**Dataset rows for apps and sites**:
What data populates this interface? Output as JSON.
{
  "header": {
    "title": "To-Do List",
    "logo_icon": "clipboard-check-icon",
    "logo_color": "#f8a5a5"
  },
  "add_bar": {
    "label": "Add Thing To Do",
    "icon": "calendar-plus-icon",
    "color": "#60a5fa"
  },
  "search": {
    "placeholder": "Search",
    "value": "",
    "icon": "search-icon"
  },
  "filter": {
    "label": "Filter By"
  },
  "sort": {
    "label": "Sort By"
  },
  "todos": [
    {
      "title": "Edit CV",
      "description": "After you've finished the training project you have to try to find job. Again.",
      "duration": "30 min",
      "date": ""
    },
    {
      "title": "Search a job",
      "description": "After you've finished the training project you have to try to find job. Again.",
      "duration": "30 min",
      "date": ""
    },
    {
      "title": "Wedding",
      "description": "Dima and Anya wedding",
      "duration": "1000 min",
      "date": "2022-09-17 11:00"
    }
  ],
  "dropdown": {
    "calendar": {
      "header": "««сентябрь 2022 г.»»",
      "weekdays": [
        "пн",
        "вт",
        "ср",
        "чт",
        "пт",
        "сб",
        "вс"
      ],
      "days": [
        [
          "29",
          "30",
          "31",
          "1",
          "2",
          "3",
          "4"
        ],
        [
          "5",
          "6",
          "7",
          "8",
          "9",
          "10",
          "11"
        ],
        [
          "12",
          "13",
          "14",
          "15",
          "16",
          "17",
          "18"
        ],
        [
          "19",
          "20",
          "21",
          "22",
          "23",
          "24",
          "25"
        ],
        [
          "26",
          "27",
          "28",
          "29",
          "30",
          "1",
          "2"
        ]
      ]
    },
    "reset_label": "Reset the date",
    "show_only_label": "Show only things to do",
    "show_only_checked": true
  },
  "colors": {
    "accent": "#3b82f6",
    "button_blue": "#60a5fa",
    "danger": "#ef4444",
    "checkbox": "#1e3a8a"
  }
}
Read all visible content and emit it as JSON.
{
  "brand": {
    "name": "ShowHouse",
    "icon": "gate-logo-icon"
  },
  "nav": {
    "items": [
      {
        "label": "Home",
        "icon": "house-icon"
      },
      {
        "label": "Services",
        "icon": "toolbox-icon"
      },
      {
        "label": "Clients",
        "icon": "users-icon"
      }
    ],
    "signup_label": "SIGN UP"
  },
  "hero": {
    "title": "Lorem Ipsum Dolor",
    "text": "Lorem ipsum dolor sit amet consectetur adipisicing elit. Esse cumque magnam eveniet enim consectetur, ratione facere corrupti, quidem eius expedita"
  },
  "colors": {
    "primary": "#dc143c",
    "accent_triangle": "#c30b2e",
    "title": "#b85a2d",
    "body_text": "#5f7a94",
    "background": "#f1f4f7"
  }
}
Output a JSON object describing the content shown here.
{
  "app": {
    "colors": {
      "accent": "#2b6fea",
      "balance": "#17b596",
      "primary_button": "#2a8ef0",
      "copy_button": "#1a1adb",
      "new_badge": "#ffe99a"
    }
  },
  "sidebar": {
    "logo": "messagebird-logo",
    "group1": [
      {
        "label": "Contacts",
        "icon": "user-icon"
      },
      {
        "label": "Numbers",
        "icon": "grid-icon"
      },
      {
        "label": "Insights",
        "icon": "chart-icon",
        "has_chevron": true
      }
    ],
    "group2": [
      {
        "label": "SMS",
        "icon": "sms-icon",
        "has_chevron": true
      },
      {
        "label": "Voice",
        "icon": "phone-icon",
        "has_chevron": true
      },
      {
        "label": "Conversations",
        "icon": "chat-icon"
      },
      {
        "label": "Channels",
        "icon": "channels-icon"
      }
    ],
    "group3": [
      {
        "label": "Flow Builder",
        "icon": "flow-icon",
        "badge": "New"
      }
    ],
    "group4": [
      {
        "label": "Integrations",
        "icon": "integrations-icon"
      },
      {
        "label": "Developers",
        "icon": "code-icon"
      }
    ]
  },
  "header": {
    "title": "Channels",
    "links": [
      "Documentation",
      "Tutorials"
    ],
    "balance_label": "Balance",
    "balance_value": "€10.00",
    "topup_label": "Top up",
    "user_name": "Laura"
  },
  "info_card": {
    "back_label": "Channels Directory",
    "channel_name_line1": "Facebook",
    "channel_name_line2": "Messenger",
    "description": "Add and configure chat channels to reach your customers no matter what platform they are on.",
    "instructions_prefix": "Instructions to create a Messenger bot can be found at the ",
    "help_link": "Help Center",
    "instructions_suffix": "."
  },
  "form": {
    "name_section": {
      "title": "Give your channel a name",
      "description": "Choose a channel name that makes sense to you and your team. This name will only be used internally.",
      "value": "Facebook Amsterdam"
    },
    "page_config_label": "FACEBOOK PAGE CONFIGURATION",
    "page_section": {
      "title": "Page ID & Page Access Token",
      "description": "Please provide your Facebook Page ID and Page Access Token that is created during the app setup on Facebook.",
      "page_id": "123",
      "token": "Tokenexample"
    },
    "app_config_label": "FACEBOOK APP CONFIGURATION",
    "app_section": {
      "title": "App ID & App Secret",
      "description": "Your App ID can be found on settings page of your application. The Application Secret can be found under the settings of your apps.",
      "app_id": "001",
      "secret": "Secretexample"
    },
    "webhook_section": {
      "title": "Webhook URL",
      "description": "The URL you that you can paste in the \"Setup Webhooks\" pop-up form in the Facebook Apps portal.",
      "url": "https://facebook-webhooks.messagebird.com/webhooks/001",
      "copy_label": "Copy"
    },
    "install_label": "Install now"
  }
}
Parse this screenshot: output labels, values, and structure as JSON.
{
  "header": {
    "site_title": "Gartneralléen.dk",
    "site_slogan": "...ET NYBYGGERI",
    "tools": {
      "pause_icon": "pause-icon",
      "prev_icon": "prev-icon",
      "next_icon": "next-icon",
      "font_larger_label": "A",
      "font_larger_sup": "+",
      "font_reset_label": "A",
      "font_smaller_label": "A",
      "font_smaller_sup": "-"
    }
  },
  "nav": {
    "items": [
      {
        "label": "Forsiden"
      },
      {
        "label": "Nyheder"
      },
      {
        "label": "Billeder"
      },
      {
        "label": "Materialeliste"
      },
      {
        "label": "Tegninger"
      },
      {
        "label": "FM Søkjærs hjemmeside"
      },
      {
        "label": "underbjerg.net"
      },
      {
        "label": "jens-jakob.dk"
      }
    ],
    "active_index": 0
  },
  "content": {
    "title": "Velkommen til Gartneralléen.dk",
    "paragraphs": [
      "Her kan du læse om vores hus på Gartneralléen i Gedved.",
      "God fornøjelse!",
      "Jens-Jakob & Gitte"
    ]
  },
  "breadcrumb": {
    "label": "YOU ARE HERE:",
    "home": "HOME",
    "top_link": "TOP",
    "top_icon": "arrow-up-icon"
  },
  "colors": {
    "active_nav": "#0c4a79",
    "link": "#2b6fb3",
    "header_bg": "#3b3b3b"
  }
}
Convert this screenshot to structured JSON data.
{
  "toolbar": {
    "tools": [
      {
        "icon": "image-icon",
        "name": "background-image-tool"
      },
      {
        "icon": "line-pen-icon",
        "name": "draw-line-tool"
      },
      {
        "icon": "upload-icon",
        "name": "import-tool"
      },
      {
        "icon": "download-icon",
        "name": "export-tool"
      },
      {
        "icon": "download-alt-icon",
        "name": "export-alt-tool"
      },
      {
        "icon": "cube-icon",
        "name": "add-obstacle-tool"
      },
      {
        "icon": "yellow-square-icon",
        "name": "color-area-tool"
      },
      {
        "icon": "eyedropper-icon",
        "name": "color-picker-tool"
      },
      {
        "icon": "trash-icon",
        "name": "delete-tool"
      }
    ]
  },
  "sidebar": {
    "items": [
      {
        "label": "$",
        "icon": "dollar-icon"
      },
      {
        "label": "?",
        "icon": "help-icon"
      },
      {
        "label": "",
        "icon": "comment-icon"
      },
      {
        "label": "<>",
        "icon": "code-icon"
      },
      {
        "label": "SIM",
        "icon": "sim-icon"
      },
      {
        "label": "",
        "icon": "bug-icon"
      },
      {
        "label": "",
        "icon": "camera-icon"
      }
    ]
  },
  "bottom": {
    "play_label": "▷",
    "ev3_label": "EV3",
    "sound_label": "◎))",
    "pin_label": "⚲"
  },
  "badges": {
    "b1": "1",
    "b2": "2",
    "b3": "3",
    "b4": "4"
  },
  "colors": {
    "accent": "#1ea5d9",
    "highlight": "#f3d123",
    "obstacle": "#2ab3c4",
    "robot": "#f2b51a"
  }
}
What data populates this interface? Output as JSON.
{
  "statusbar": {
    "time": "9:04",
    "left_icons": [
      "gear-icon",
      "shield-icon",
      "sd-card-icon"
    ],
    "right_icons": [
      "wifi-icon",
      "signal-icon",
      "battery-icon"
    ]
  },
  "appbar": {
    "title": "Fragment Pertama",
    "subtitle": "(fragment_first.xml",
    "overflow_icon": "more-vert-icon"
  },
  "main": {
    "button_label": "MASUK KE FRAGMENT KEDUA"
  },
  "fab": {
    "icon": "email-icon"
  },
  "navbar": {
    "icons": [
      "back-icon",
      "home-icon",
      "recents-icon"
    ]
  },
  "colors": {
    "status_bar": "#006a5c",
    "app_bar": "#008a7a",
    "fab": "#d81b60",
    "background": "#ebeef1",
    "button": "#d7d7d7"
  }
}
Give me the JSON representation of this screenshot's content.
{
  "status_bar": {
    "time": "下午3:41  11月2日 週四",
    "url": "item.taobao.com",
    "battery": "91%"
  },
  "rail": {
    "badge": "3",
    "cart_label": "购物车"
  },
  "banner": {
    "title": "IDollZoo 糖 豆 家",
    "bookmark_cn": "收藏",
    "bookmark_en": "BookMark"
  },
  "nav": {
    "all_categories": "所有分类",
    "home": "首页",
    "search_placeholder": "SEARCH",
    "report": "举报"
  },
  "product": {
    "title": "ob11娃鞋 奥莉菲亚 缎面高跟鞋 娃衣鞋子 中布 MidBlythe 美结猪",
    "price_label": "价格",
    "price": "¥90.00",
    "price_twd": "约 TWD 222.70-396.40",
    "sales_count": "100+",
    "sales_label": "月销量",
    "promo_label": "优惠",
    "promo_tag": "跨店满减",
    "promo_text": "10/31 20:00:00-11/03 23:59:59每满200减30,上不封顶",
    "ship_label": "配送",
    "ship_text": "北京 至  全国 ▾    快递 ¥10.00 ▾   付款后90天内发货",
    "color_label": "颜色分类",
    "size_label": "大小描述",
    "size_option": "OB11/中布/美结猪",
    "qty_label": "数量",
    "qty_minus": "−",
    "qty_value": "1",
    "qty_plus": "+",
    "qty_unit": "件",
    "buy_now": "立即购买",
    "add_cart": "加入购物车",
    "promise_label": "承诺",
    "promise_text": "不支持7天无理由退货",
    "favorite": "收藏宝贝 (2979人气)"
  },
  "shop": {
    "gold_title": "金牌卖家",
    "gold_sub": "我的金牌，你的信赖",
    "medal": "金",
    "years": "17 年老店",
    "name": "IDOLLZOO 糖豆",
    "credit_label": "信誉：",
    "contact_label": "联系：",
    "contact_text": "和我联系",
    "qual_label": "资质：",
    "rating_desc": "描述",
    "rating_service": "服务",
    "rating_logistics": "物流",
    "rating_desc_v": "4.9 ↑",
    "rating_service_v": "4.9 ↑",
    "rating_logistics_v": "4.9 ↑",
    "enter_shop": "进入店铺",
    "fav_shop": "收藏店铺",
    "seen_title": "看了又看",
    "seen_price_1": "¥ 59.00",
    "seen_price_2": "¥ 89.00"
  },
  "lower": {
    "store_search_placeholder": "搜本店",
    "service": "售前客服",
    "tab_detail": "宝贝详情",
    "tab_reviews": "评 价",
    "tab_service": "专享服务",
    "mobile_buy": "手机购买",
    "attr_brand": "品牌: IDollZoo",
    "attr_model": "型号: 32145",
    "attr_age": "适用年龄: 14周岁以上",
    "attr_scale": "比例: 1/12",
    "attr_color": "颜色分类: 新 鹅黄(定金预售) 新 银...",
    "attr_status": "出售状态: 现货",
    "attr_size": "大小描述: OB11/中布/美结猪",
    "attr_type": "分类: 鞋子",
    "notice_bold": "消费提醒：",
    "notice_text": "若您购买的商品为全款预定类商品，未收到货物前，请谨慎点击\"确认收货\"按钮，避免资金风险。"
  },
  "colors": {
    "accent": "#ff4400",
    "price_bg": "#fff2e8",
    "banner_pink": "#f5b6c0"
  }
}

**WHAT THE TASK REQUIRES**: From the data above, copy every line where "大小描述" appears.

**SOLUTION TO THE EXERCISE**:
    "size_label": "大小描述",
    "attr_size": "大小描述: OB11/中布/美结猪",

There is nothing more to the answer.